Plant Molecular Biology 35: 313–321, 1997.
1997 Kluwer Academic Publishers. Printed in Belgium.
Analysis of multiple copies of geminiviral DNA in the genome of four closely
related Nicotiana species suggest a unique integration event
Mark K. Ashby
, Andrew Warry
, Eduardo R. Bejarano
, Alaa Khashoggi
and Conrad P. Lichtenstein
School of Biological Sciences, Queen Mary and Westﬁeld College, University of London, London E1 4NS, UK
author for correspondence);
Department of Biochemistry, Imperial College of Science, Technology & Medicine,
London SW7 2AZ, UK;

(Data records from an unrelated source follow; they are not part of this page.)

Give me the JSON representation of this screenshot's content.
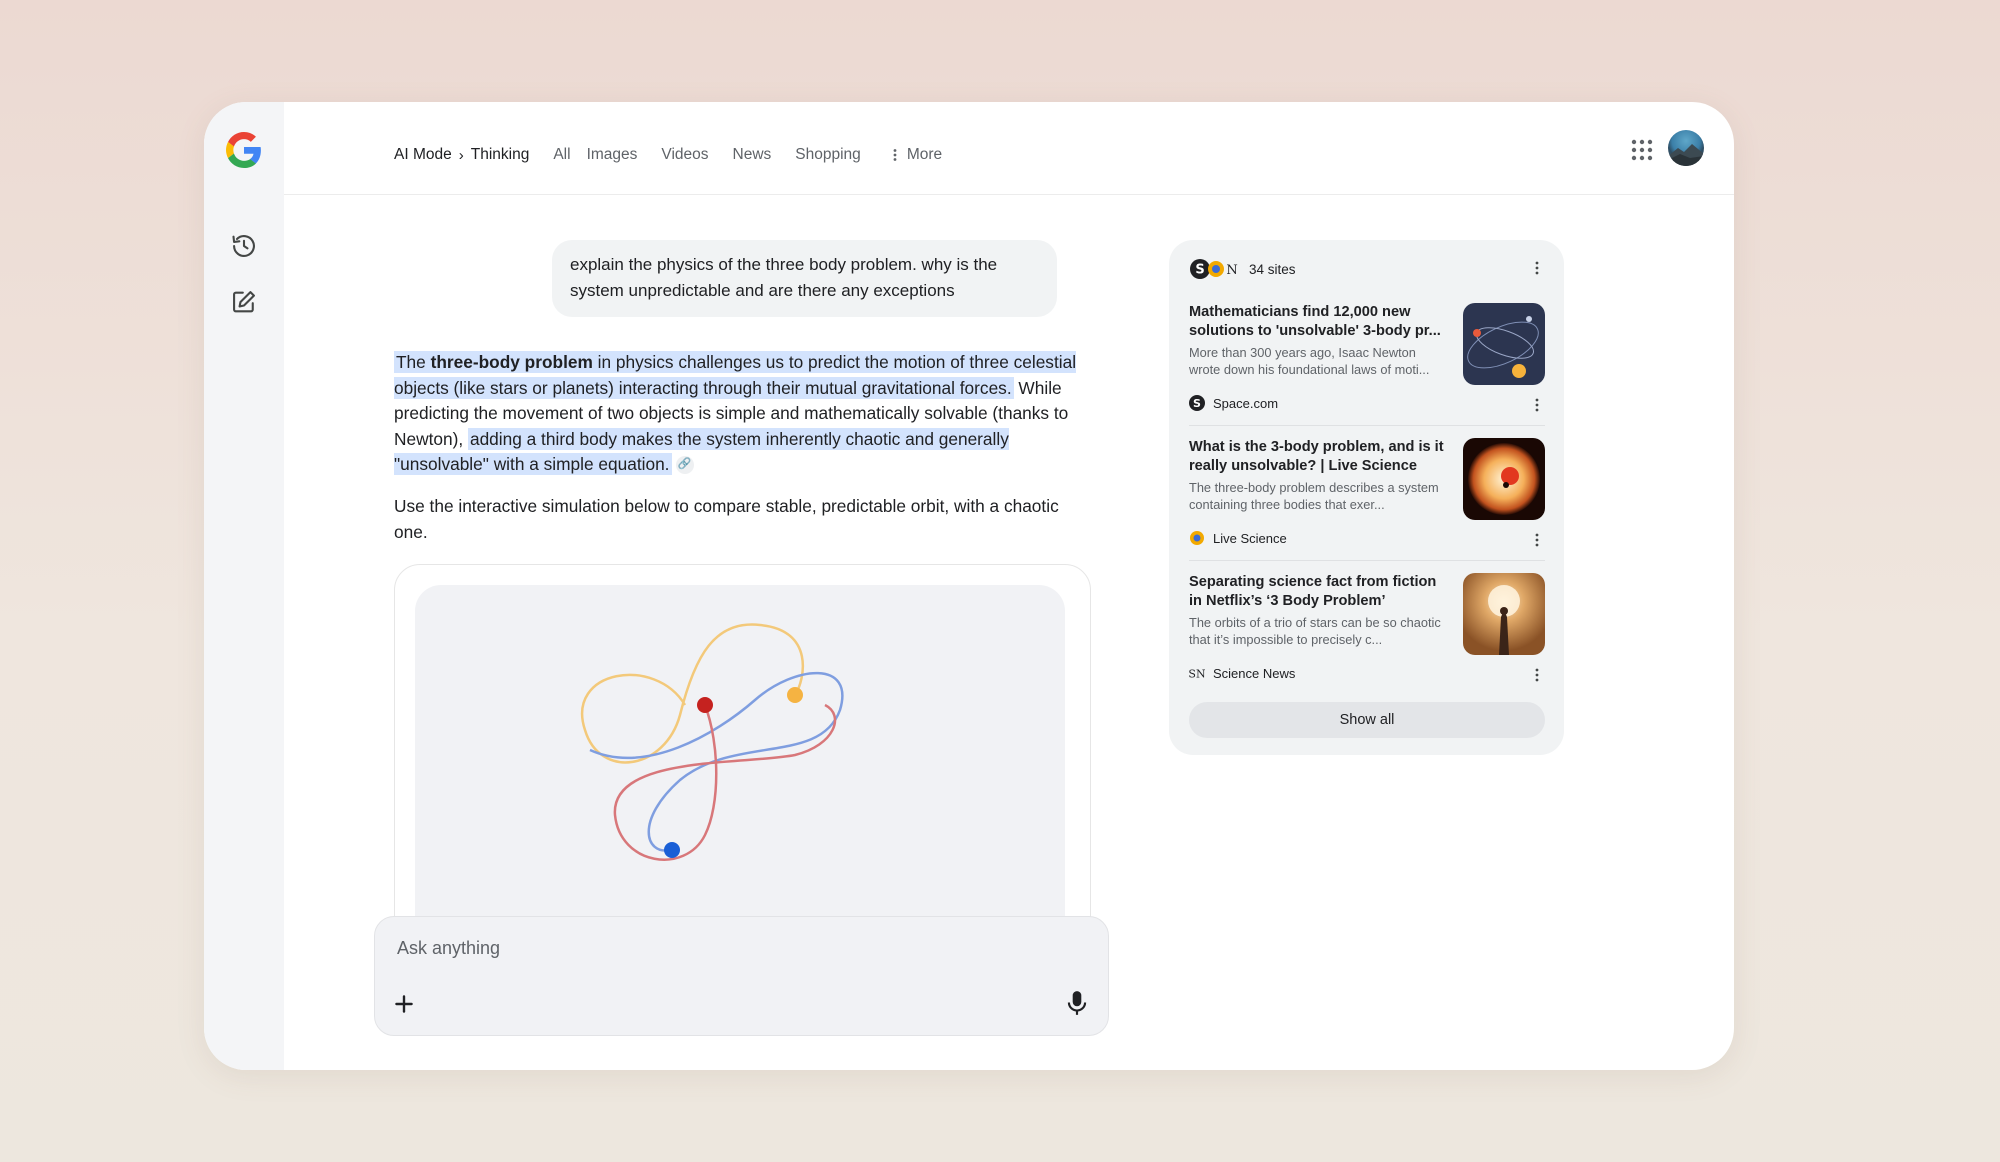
{
  "header": {
    "breadcrumb": [
      "AI Mode",
      "Thinking"
    ],
    "breadcrumb_sep": "›",
    "tabs": [
      "All",
      "Images",
      "Videos",
      "News",
      "Shopping"
    ],
    "more_label": "More"
  },
  "conversation": {
    "user_query": "explain the physics of the three body problem. why is the system unpredictable and are there any exceptions",
    "answer": {
      "p1_pre": "The ",
      "p1_bold": "three-body problem",
      "p1_hl1": " in physics challenges us to predict the motion of three celestial objects (like stars or planets) interacting through their mutual gravitational forces.",
      "p1_mid": " While predicting the movement of two objects is simple and mathematically solvable (thanks to Newton), ",
      "p1_hl2": "adding a third body makes the system inherently chaotic and generally \"unsolvable\" with a simple equation.",
      "p2": "Use the interactive simulation below to compare stable, predictable orbit, with a chaotic one."
    }
  },
  "composer": {
    "placeholder": "Ask anything"
  },
  "sources": {
    "count_label": "34 sites",
    "items": [
      {
        "title": "Mathematicians find 12,000 new solutions to 'unsolvable' 3-body pr...",
        "snippet": "More than 300 years ago, Isaac Newton wrote down his foundational laws of moti...",
        "site": "Space.com"
      },
      {
        "title": "What is the 3-body problem, and is it really unsolvable? | Live Science",
        "snippet": "The three-body problem describes a system containing three bodies that exer...",
        "site": "Live Science"
      },
      {
        "title": "Separating science fact from fiction in Netflix’s ‘3 Body Problem’",
        "snippet": "The orbits of a trio of stars can be so chaotic that it’s impossible to precisely c...",
        "site": "Science News"
      }
    ],
    "show_all_label": "Show all"
  },
  "colors": {
    "accent_highlight": "#d3e3fd",
    "orbit_red": "#c5221f",
    "orbit_yellow": "#f5b342",
    "orbit_blue": "#1a5fd6"
  }
}
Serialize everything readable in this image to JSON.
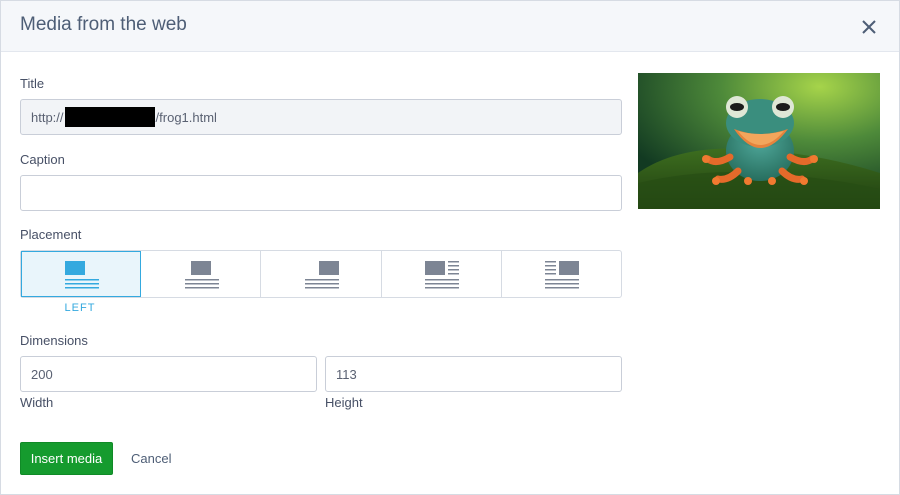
{
  "dialog": {
    "title": "Media from the web",
    "close_icon": "close-icon"
  },
  "title_field": {
    "label": "Title",
    "value_prefix": "http://",
    "value_suffix": "/frog1.html"
  },
  "caption_field": {
    "label": "Caption",
    "value": "",
    "placeholder": ""
  },
  "placement": {
    "label": "Placement",
    "selected_caption": "LEFT",
    "options": [
      {
        "icon": "align-left-icon",
        "active": true
      },
      {
        "icon": "align-center-icon",
        "active": false
      },
      {
        "icon": "align-right-icon",
        "active": false
      },
      {
        "icon": "wrap-left-icon",
        "active": false
      },
      {
        "icon": "wrap-right-icon",
        "active": false
      }
    ]
  },
  "dimensions": {
    "label": "Dimensions",
    "width_value": "200",
    "height_value": "113",
    "width_label": "Width",
    "height_label": "Height"
  },
  "actions": {
    "insert_label": "Insert media",
    "cancel_label": "Cancel"
  },
  "colors": {
    "accent": "#34a9df",
    "primary_button": "#159b2e",
    "header_bg": "#f5f7fa"
  }
}
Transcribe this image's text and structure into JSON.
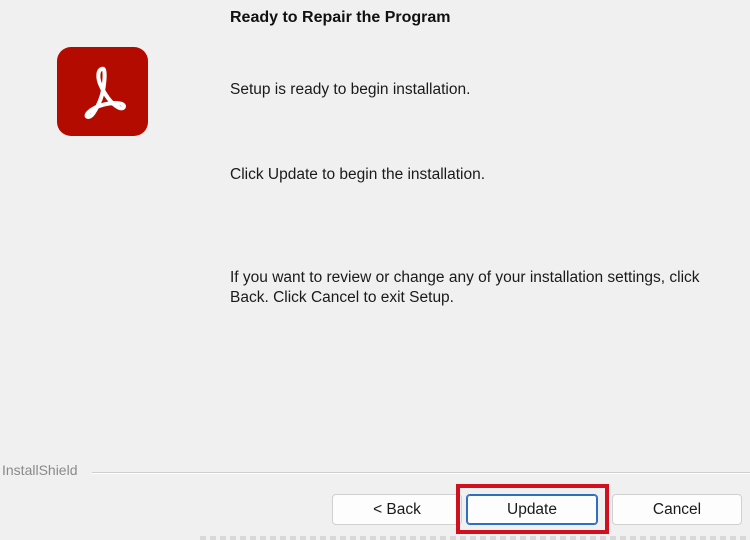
{
  "dialog": {
    "title": "Ready to Repair the Program",
    "message_ready": "Setup is ready to begin installation.",
    "message_click": "Click Update to begin the installation.",
    "message_review": "If you want to review or change any of your installation settings, click Back. Click Cancel to exit Setup.",
    "brand": "InstallShield"
  },
  "buttons": {
    "back": "< Back",
    "update": "Update",
    "cancel": "Cancel"
  },
  "icons": {
    "logo": "adobe-acrobat-logo-icon"
  },
  "colors": {
    "logo_bg": "#b30b00",
    "highlight": "#d0101e",
    "focus": "#2f6fbf"
  }
}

Advanced Technologies (Cambridge) Ltd., Cambridge Science Park, Cambridge CB4
4WA, UK; present addresses:
Department of Biology, University College London, London WC1E 6BT, UK;
Entomology and Nematology Department, IACR-Rothamsted, Harpenden, Herts , AL5 2JQ, UK;
etica, Departmento de Biolog
ia Celular y Gen
etica, Campus Universitario de Teatinos 29017, M
Received 23 December 1996; accepted in revised form 16 May 1997
Key words: integration, geminivirus, plant genomes, evolution
Previously, we discovered multiple direct repeats of geminivirus-related DNA (GRD) sequences clustered at a
single chromosomal position in Nicotiana tabacum (tobacco). Here we show that, in addition to tobacco, multiple
copies of these elements occur in the genomes of three related Nicotiana species, all in the section Tomentosae:
N. tomentosiformis, N. tomentosa and N. kawakamii, but not in 9 other more distantly related Nicotiana species,
nor in various other solanaceous and non-solanaecous plants. DNA sequence analysis of 18 GRD copies reveal
4 distinct, but highly related, sub-families: GRD5, GRD3 and GRD53 in tobacco; GRD5 in N. tomentosiformis
and N. kawakamii; and GRD2 in N. tomentosa. In addition to novel sequences, all elements share signiﬁcant but
varying lengths of DNA sequence similarity with the geminiviral replication origin plus the adjacent rep gene.
There is extended sequence similarity to REP protein at the deduced amino acid sequence level, including motifs
associated with other rolling circle replication proteins. Our data suggest that all GRD elements descend from a
unique geminiviral integration event, most likely in a common ancestor of these Tomentosae species.
Integration of viral DNA into the host nuclear gen-
ome is well known in bacterial and animal systems.
In plants, most viruses have RNA genomes and can
acquire host sequences by RNA recombination with
host transcripts , but integration of DNA viruses
into the plant nuclear genome was unknown until we
discovered, in the course of antisense experiments
, geminivirus-related DNA (GRD) sequences in
the Nicotiana tabacum (tobacco) nuclear genome .
Geminiviruses are insect-transmitted single-stranded
(ss) DNA viruses which infect a wide range of mono-
Thenucleotidesequencedatareportedwillappear in theEMBL,
GenBank and DDBJ Nucleotide Sequence Databases under the
accession numbers U81299–U81311.
cotyledonous and dicotyledonous plants . They
have mono- or bi-partite genomic components and,
during infection, the viral DNA is transported to the
nucleus where replication takes place via a double-
stranded (ds) DNA intermediate.
GRD (1) is found as three related repeat classes,
GRD5, GRD53 and GRD3, clustered asmultiple direct
repeats at a single locus on the T4 homologues, which
are a pair of small sub-metacentric tobacco chromo-
somes; (2) most closely resembles the family of New
World bipartite geminiviruses; (3) comprises a part of
the geminiviral rep (formerly called al1) gene, encod-
ing an essential replication protein, plus the adjacent
REP recognition site, the origin of initiation of viral
rolling circle replication [1, 10, 16].
Gr.: 201001999 , PIPS Nr. 141263 BIO2KAP
plan3791.tex; 22/08/1997; 8:15; v.7; p.1